─── Raw data ───

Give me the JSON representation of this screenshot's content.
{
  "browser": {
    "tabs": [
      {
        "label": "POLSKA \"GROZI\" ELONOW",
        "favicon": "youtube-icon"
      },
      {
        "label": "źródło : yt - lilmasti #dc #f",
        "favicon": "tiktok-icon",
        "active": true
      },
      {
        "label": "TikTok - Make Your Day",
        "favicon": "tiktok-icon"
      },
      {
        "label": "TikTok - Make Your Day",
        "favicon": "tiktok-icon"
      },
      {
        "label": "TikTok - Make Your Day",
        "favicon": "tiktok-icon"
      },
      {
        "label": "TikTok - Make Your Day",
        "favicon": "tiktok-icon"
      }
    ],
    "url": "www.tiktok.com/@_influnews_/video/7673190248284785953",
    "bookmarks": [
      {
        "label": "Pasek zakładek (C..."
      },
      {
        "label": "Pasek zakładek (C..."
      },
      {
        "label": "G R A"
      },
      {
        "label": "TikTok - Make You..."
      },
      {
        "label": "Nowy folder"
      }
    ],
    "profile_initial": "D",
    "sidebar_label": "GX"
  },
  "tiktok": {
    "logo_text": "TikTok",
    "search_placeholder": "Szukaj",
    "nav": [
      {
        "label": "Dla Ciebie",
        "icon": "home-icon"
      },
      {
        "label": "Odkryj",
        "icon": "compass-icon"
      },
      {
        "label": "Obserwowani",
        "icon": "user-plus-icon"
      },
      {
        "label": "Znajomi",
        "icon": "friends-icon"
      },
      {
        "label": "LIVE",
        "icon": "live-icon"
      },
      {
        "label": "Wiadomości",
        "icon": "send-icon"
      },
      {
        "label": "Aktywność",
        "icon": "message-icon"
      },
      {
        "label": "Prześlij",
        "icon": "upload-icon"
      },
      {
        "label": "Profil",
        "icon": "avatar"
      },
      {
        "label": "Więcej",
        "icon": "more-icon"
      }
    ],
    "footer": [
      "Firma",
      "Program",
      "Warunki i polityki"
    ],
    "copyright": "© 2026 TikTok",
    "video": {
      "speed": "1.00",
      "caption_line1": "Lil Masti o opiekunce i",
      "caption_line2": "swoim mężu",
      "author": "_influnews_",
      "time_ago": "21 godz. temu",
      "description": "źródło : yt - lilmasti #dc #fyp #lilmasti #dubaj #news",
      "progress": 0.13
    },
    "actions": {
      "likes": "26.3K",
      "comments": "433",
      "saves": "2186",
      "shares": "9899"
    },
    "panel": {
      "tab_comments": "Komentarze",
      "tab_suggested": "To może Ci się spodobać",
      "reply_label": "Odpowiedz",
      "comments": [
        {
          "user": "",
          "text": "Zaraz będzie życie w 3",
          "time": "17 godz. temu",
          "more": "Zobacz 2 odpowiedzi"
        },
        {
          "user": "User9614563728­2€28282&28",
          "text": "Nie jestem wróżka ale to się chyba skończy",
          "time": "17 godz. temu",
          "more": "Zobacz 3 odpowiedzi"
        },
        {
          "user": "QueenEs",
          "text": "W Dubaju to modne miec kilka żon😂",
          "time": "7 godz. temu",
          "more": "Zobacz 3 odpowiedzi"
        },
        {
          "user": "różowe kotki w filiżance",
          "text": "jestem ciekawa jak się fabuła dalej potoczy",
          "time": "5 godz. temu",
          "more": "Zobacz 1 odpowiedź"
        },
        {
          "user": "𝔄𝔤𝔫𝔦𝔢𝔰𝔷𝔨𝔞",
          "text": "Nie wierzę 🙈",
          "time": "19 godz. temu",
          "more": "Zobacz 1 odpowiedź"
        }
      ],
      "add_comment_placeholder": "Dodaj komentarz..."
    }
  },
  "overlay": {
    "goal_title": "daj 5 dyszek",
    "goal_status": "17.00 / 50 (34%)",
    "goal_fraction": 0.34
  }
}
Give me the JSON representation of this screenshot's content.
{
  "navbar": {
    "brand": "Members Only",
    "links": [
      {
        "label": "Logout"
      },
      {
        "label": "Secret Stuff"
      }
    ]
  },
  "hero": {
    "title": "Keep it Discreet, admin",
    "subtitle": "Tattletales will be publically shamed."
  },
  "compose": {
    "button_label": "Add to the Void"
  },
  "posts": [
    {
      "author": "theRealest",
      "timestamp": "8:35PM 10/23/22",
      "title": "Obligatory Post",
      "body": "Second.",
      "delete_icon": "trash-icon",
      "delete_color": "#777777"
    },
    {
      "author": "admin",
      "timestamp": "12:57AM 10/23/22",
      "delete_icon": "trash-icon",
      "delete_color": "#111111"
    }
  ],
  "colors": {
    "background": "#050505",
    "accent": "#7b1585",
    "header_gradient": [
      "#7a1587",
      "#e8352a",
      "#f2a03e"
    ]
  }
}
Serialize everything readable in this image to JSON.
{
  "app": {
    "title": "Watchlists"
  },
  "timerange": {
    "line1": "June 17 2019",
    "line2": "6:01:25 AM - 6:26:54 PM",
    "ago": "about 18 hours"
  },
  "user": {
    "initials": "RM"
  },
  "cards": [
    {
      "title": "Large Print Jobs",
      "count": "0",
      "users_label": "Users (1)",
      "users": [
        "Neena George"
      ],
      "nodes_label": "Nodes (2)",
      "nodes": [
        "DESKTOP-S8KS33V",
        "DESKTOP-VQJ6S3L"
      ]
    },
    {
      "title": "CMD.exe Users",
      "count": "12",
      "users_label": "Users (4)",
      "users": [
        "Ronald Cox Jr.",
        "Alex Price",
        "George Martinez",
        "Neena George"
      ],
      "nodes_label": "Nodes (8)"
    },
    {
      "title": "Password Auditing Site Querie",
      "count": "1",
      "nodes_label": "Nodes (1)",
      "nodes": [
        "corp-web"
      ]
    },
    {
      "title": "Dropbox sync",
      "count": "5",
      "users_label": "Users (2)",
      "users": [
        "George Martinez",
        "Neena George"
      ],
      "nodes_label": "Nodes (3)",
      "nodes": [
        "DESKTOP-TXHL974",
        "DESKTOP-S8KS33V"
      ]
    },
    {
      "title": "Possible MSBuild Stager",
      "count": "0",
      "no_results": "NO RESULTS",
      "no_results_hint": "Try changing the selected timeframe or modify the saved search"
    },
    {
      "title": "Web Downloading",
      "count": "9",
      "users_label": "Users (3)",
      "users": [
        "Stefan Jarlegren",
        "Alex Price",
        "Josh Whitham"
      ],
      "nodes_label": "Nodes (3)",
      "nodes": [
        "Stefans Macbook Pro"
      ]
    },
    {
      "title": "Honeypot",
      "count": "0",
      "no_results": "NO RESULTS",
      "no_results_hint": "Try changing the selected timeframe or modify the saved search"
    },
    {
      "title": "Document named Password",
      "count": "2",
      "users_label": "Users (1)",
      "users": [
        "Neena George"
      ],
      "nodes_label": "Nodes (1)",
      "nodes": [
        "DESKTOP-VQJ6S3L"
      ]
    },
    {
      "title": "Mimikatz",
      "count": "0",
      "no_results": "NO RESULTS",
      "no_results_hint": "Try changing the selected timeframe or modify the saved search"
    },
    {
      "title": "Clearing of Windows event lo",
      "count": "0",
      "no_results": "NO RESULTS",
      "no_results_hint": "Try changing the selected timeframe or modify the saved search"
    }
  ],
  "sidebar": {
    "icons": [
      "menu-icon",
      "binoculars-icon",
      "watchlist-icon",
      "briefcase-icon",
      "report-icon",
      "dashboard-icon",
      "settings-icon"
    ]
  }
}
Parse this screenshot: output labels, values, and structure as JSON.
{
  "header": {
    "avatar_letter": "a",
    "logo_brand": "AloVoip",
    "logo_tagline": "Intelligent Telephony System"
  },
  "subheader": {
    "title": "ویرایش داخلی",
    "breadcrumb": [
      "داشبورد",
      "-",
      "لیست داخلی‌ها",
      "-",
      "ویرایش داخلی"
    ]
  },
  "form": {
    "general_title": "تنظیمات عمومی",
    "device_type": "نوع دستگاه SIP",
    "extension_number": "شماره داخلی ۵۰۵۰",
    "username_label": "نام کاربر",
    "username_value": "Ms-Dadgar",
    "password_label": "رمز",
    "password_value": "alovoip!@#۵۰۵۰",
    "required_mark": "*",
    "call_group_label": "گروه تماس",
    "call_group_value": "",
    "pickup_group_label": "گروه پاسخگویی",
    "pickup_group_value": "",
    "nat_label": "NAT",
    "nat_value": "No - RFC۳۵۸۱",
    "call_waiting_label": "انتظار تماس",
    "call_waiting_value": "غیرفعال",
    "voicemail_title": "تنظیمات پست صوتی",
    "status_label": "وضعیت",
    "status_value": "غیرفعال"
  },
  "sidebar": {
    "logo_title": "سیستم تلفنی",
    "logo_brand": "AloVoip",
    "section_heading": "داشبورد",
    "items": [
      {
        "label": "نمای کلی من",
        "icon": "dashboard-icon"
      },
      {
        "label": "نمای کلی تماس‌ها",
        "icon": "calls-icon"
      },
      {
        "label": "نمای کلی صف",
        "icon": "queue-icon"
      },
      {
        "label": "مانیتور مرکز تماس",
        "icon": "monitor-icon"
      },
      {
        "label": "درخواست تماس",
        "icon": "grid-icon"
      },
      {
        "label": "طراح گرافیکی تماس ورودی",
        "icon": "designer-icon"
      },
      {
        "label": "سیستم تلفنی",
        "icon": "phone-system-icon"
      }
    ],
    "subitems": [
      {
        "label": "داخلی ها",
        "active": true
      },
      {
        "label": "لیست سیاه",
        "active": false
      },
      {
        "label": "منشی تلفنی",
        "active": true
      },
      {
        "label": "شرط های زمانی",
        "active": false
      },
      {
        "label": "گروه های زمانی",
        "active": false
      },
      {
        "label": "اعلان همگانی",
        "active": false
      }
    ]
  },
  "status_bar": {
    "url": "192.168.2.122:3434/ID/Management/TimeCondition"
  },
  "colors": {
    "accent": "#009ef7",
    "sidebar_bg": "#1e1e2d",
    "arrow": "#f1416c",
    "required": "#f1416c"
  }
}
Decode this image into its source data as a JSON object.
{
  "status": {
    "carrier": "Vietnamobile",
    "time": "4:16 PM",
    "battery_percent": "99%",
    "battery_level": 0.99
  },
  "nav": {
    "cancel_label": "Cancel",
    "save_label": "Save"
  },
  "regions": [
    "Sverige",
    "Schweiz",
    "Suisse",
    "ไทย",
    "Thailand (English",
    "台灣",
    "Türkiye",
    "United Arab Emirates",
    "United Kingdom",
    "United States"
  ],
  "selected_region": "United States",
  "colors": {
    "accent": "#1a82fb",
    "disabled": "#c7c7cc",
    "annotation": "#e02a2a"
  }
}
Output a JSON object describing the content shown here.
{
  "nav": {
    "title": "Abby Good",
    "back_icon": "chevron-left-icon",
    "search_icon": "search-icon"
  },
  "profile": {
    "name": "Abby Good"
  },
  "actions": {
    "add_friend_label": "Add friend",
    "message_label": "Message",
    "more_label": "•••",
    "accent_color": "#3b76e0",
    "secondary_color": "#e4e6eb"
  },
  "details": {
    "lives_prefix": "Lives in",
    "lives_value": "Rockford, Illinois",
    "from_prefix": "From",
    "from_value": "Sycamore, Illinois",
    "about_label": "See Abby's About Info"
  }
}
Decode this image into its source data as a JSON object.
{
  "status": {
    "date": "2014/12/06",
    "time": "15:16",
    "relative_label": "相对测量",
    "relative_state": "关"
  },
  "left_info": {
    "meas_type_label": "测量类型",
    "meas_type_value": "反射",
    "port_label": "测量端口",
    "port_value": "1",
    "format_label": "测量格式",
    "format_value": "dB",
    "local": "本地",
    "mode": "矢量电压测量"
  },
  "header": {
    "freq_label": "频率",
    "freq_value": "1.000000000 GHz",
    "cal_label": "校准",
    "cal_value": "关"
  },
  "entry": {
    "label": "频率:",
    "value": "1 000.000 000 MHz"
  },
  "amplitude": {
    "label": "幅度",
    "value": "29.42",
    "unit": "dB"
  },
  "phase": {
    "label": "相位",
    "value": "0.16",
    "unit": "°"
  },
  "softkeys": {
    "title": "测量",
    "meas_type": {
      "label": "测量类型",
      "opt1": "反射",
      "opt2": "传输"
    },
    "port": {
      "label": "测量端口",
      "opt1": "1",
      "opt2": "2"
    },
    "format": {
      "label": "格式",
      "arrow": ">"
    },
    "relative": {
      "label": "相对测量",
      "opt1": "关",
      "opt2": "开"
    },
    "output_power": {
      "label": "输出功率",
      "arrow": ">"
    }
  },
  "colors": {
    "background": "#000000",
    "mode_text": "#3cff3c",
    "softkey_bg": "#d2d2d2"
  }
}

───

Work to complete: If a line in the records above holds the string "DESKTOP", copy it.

Reply to the task:
        "DESKTOP-S8KS33V",
        "DESKTOP-VQJ6S3L"
        "DESKTOP-TXHL974",
        "DESKTOP-S8KS33V"
        "DESKTOP-VQJ6S3L"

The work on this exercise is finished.